“He was a winner,” McNellie said. “He had that confidence regardless of who was on the field, regardless of what everybody thought about him. A lot of people stayed away because he wasn’t a certain height on a yardstick, but every time we threw on the film, he was winning, he was leading. He dripped that confidence you want a quarterback to have. He had that swagger that he was going to be on the right side of that scoreboard.
“If he’s 6-3, I know we wouldn’t have been able to touch him with a 10-foot pole. He was a gem. He was different. If he had a chance to play in a better program, I think he could have excelled even more than he did with us. He’s the best quarterback I’ve ever been around.”
Bedevelsky still holds school records for total offense (10,672), TDs responsible for (91), passing yards (8,738), completions (675) and passing touchdowns (63) and is second in school history in career rushing attempts (510), yards (1,934) and rushing touchdowns (28).
“Coming from a successful high school program, I knew I had to take it up a notch at the college level,” Bedevelsky said. “I tried to bring the same mentality to Lake Erie. It was extremely hard, going in with a bunch of 18-year-old guys against seniors that were 22, 23, basically grown men to us.
“You never feel sorry for yourself. … You try to instill that same success at Brunswick in other guys and put that winning mentality into everyone.”
Beda Believe it
Gribble, a tireless worker with an even better set of hands, knows that without Bedevelsky, he wouldn’t have achieved what he did.
“I tell anyone who will listen, I had the easiest job in the world,” Gribble said. “I just had to run the right route and the ball was on me. It didn’t matter. I can only remember one time Sean made a bad throw and the only reason I remember it is it was the only bad throw he ever made. The touch he had, whether you were running a hitch, a slant, an over route or a fade, he’d put that thing on target every single time.”

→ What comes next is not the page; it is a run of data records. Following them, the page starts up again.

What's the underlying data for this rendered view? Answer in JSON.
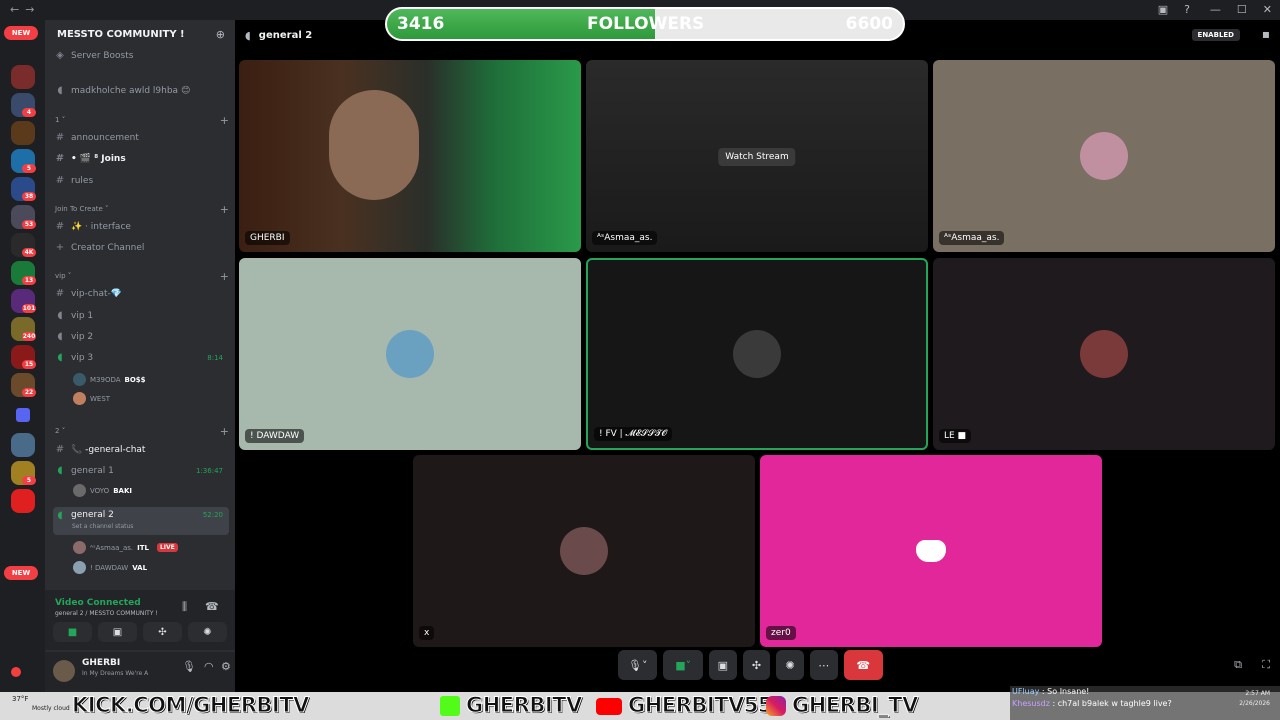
{
  "window": {
    "title": "general 2"
  },
  "rail": {
    "new_top": "NEW",
    "new_bottom": "NEW",
    "badges": [
      "4",
      "5",
      "38",
      "53",
      "4K",
      "13",
      "101",
      "240",
      "15",
      "22",
      "5",
      "1"
    ]
  },
  "server": {
    "name": "MESSTO COMMUNITY !",
    "items": [
      {
        "icon": "rocket-icon",
        "label": "Server Boosts"
      },
      {
        "icon": "speaker-icon",
        "label": "madkholche awld l9hba 😊"
      }
    ],
    "categories": [
      {
        "label": "1",
        "channels": [
          "announcement",
          "• 🎬 ⁸ Joins",
          "rules"
        ]
      },
      {
        "label": "Join To Create",
        "channels": [
          "✨ · interface",
          "Creator Channel"
        ]
      },
      {
        "label": "vip",
        "channels": [
          "vip-chat-💎",
          "vip 1",
          "vip 2",
          "vip 3"
        ]
      },
      {
        "label": "2",
        "channels": [
          "📞 -general-chat",
          "general 1",
          "general 2"
        ]
      }
    ],
    "vip3_time": "8:14",
    "vip3_users": [
      "M39ODA",
      "BO$$",
      "WEST"
    ],
    "general1_time": "1:36:47",
    "general1_users": [
      "VOYO",
      "BAKI"
    ],
    "general2_time": "52:20",
    "general2_status": "Set a channel status",
    "general2_users": [
      "ᴬˢAsmaa_as.",
      "ITL",
      "LIVE",
      "! DAWDAW",
      "VAL"
    ]
  },
  "voice_panel": {
    "status": "Video Connected",
    "location": "general 2 / MESSTO COMMUNITY !"
  },
  "user_panel": {
    "name": "GHERBI",
    "status": "In My Dreams We're A"
  },
  "main": {
    "channel": "general 2",
    "enabled_label": "ENABLED",
    "tiles": [
      {
        "label": "GHERBI"
      },
      {
        "label": "ᴬˢAsmaa_as.",
        "overlay": "Watch Stream"
      },
      {
        "label": "ᴬˢAsmaa_as."
      },
      {
        "label": "! DAWDAW"
      },
      {
        "label": "! FV | 𝓜𝓔𝓢𝓢𝓣𝓞"
      },
      {
        "label": "LE ■"
      },
      {
        "label": "x"
      },
      {
        "label": "zer0"
      }
    ]
  },
  "followers": {
    "current": "3416",
    "label": "FOLLOWERS",
    "goal": "6600",
    "progress": 0.52
  },
  "stream_bar": {
    "kick": "KICK.COM/GHERBITV",
    "handle1": "GHERBITV",
    "handle2": "GHERBITV55",
    "handle3": "GHERBI_TV",
    "weather_temp": "37°F",
    "weather_desc": "Mostly cloud",
    "chat": [
      {
        "user": "UFluay",
        "text": "So Insane!"
      },
      {
        "user": "Khesusdz",
        "text": "ch7al b9alek w taghle9 live?"
      }
    ],
    "time": "2:57 AM",
    "date": "2/26/2026"
  },
  "colors": {
    "accent_green": "#23a55a",
    "discord_pink": "#e1279a",
    "hangup_red": "#da373c",
    "follower_green": "#3fae4a"
  }
}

Brunswick would go through practice and the ball would never hit the ground. Not only that, defenders wouldn’t come anywhere near batting passes away.
“It was incredibly easy with him,” Karaba said. “Every ball was perfect. You never had to worry about an errant throw. To be 17 years old and to make throws like that, it was amazing.”
To this day, Bedevelsky is humble about his accomplishments, pointing to his coaches and teammates as the reasons for his success.
“Yeah, I put up great numbers and got a lot of the praise, but I wouldn’t have been anything without those guys,” Bedevelsky said. “I grew up with those kids. What am I without those guys? Gribble made 100 catches, setting records all season long. Karaba was an absolute stud. Musal stepped up when we needed him most and it trickled down through the entire offense.”
- Brunswick Hall of Fame announces latest inductees
- Explosive offense, supreme confidence made 2007 Brunswick football team elite
- Six schools represented in Medina County Sports Hall of Fame
- Juszczyk, Morey, Schrock top Medina County Hall of Fame class of 2019
- College notes: Sean Bedevelsky finishes career with flourish
- Lake Erie QB Bedevelsky getting better on football field
- Bedevelsky finds perfect Storm
- Bedevelsky, Tanski square off again